Creation has a mysterious ring to it. Sometimes, the imagination’s gears will spin out of control at the mere sight of an ordinary object, a simple prop in our everyday lives. We see shapes, colors or patterns where we never thought we would. We are inspired and we start creating.
Marylie Cloutier found such inspiration in her environment. And what better coincidence, for the Québec city born designer, to base her entire collection on one of her home city’s man made landmarks? Indeed, Cloutier’s Kebek presents a cohesive and formal selection of garments inspired by the Quebec Bridge.
Baron: Why fashion?
Marylie Cloutier: I discovered my passion for fashionwhen I was still in high school.
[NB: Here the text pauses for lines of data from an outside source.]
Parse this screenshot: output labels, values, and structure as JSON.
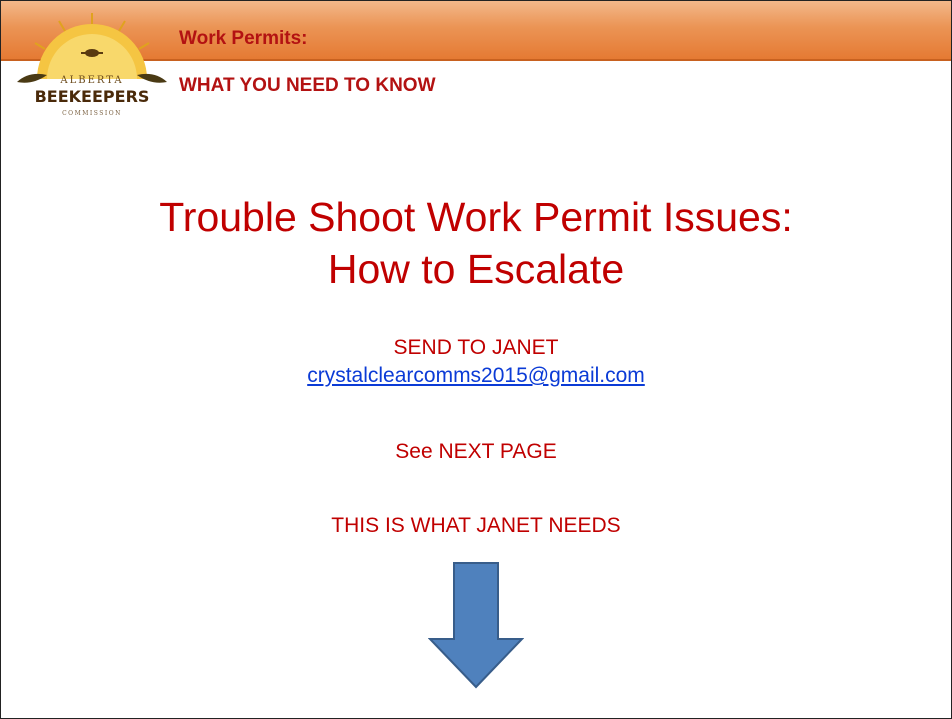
{
  "logo": {
    "brand_top": "ALBERTA",
    "brand_main": "BEEKEEPERS",
    "brand_bottom": "COMMISSION"
  },
  "header": {
    "title": "Work Permits:",
    "subtitle": "WHAT YOU NEED TO KNOW"
  },
  "main": {
    "title_line1": "Trouble Shoot Work Permit Issues:",
    "title_line2": "How to Escalate",
    "send_to": "SEND TO JANET",
    "email": "crystalclearcomms2015@gmail.com",
    "see_next": "See NEXT PAGE",
    "needs": "THIS IS WHAT JANET NEEDS"
  },
  "colors": {
    "title_red": "#c00000",
    "header_red": "#b31212",
    "link_blue": "#0b3bd6",
    "banner_orange": "#e57a33",
    "arrow_blue": "#4f81bd"
  },
  "icons": {
    "logo": "alberta-beekeepers-logo",
    "arrow": "down-arrow-icon"
  }
}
My mind was always filled with ideas of clothes that I wanted but could rarely find at the store. I also wanted to know how were clothes conceived and made. I guess my curiosity made me choose this path.
B.: And how did you get where you are today?
M. C.: I first did a technique in fashion at Campus Notre-Dame-de-Foy, and then I went to college. As simple as it may seem, I kept on studying since I did not feel ready to hit the job market yet. I wanted to know what more could the B.A. teach me as a designer. I also met a representative for the Maison Simons, back at Notre-Dame-de-Foy, who told us that a college degree was an asset when asking for work at bigger fashion companies
B.: How is the B.A. different from the technique, and vice versa?
M. C.: The major difference lies in the amount of research that has to be done. Cégep teaches a pragmatic and comprehensive approach of the fashion production process, while college focuses on creativity. Your creative process changes: during the technique we had a hard time drawing 30 sketches to develop a concept, while in college we make around 300!
B.: What did you struggle with, while creating your collection?
M. C.: Getting started! Finding your subject and gathering all the necessary information to make it solid is complicated. Once your concept passes muster, drawing sketches and making models gets easier. Defining the initial idea is so complex… In cégep, there were fewer constraints and we would choose our subject after completing our collection!
B.: Which initial idea did you choose for Kebek?
M. C.: I first started exploring the concept of armor and protective garments, but I ended up dropping this idea since I didn’t how to exploit it. I wanted to work on something closer to my culture, my roots and my home. I kept seeing pictures of the Quebec Bridge, while doing research. It piqued my interest and I delved into its history and architecture. I was astonished to discover that such an engineering marvel was almost a hundred years old!
B.: Opting for an architectural landmark as the main concept for your collection must have had its share of creative challenges. How did apply your concept to your work?
M. C.: I concentrated on the bridge’s structure. I reproduced the geometry of its girders and framework. When we look at it, we see that the bridge’s wire mesh is shaped like a “K” or a triangle. These patterns were refined and spread throughout my entire collection. I’ve also recreated the diamond shaped holes made by the crisscross of the bridge’s girders and used them in embroideries. The buttons on some of my creations are a reminder of the nuts and bolts’ detailed pattern on the bridge’s structure.
B.: You’ve managed to clearly show your inspiration through your collection, so people would have an easier time understanding your work. Which clientele were you targeting with Kebek?
M. C.: Professional women who want to stay classy and stand out at the same time. I have different dresses, jackets and coats made out of wool or extensible fabrics, like ponte di roma. I wanted Kebek to be comfortable and accessible. Since I would really love to work for a business like Maison Simons, I wished to create an original ready-to-wear collection
B.: In your opinion, which issues and challenges must a fashion designer face in Québec?
M. C.: I like to see how the local clothing philosophy has evolved. Today, more people seem to want clothes made in Québec. They’re looking for quality products that will last more than a few months. Of course, such garments are more expensive, but I think that if you’re aiming at the right clientele, you just might make it. If young adults around 25 can’t afford it yet, maybe those well in their thirties will. I do not expect to become successful and renowned in an instant. I know it’s going to be hard, but if I work hard, I can do it!